\[x=-80 + \surd(6400+8000) = -80+120=40.\]

So that the first girl had 40 eggs, the second had 60, and each received 10 pence.

655 Question 10. Two merchants sell each a certain quantity of silk; the second sells 3 ells more than the first, and they received together 35 crowns. Now, the first says to the second, I should have got 24 crowns for your silk; the other answers, And I should have got for yours 12 crowns and a half. How many ells had each? 1

Suppose the first had \(x\) ells; then the second must have had \(x+3\) ells; also, since the first would have sold \(x+3\) ells for 24 crowns, he must have received \(\frac{24x}{x+3}\) crowns for his \(x\) ells. And, with regard to the second, since he would have sold \(x\) ells for 12½ crowns, he must have sold his \(x+3\) ells for \(\frac{25x+75}{2x}\); so that the whole sum they received was

\[\frac{24x}{x+3} + \frac{25x+75}{2x}=35 \; \textrm{crowns}.\]

This equation becomes


whence we have

\[x=10 \pm \surd(100-75)=10 \pm 5.\]

So that the question admits of two solutions: according to the first, the first merchant had 15 ells, and the second had 18; and since the former would have sold 18 ells for 24 crowns, he must have sold his 15 ells for 20 crowns. The second, who would have sold 15 ells for 12 crowns and a half, must have sold his 18 ells for 15 crowns; so that they actually received 35 crowns for their commodity.

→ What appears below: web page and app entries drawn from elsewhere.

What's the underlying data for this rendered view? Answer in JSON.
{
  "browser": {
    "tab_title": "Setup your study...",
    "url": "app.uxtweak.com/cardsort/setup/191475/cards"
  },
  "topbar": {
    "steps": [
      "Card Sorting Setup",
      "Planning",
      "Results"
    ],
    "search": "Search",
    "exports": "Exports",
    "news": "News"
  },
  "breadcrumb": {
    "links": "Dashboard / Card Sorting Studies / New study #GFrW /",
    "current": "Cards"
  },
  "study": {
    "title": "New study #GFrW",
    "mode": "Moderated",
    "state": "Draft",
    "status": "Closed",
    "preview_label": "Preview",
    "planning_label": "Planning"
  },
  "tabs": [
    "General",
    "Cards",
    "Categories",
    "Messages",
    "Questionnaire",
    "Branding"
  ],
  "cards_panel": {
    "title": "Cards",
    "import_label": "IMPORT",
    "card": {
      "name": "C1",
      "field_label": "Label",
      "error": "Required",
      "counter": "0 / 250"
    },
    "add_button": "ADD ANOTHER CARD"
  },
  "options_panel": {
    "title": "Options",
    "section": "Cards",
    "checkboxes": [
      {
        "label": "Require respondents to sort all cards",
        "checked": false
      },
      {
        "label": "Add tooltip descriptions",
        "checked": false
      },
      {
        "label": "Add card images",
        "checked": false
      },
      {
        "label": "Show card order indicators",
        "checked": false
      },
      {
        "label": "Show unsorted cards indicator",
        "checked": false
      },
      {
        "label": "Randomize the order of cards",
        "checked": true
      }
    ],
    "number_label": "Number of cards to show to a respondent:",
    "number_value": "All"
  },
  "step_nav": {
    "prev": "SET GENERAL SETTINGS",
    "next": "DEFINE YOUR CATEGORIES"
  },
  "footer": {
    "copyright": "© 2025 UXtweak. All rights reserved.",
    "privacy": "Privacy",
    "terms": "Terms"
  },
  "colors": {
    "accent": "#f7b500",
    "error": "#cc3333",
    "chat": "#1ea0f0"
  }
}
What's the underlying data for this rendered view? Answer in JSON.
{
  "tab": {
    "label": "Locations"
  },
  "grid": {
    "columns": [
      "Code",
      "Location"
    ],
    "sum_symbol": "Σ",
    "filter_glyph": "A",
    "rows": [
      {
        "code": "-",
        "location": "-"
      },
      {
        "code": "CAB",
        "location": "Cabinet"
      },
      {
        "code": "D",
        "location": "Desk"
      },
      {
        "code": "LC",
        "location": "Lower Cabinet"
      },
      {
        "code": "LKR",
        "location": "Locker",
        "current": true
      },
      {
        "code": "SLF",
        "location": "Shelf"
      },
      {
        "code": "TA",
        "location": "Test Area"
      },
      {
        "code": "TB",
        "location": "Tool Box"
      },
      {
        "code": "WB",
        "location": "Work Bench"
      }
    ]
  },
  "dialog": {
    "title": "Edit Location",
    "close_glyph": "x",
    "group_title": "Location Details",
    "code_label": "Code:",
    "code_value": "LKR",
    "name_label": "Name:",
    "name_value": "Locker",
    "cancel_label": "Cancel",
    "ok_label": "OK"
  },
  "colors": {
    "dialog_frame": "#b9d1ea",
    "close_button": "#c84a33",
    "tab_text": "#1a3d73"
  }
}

According to the second solution, the first merchant had 5 ells, and the other 8 ells; and since the first would have sold 8 ells for 24 crowns, he must have received 15 crowns for his 5 ells; also, since the second would have sold 5 ells for 12 crowns and a half, his 8 ells must have produced him 20 crowns; the sum being, as before, 35 crowns.


  1. Leonhard Euler. Elements of Algebra. Translated by Rev. John Hewlett. Third Edition. Longmans, Hurst, Rees, Orme, and Co. London. 1822.
  2. Leonhard Euler. Vollständige Anleitung zur Algebra. Mit den Zusätzen von Joseph Louis Lagrange. Herausgegeben von Heinrich Weber. B. G. Teubner. Leipzig and Berlin. 1911. Leonhardi Euleri Opera omnia. Series prima. Opera mathematica. Volumen primum.
  1. Russ Rowlett: A Dictionary of Units of Measurement

    elle a traditional unit of distance in German speaking countries. The elle varied considerably, but it was always shorter than the English ell or French aune. A typical value in northern Germany was exactly 2 fuss (German feet), which would be close to 24 inches or 60 centimeters. In the south, the elle was usually longer, about 2.5 fuss. In Vienna, the elle was eventually standardized at 30.68 inches (77.93 centimeters). Although the German word Elle is often translated “yard” in English, this is not a very good equivalent.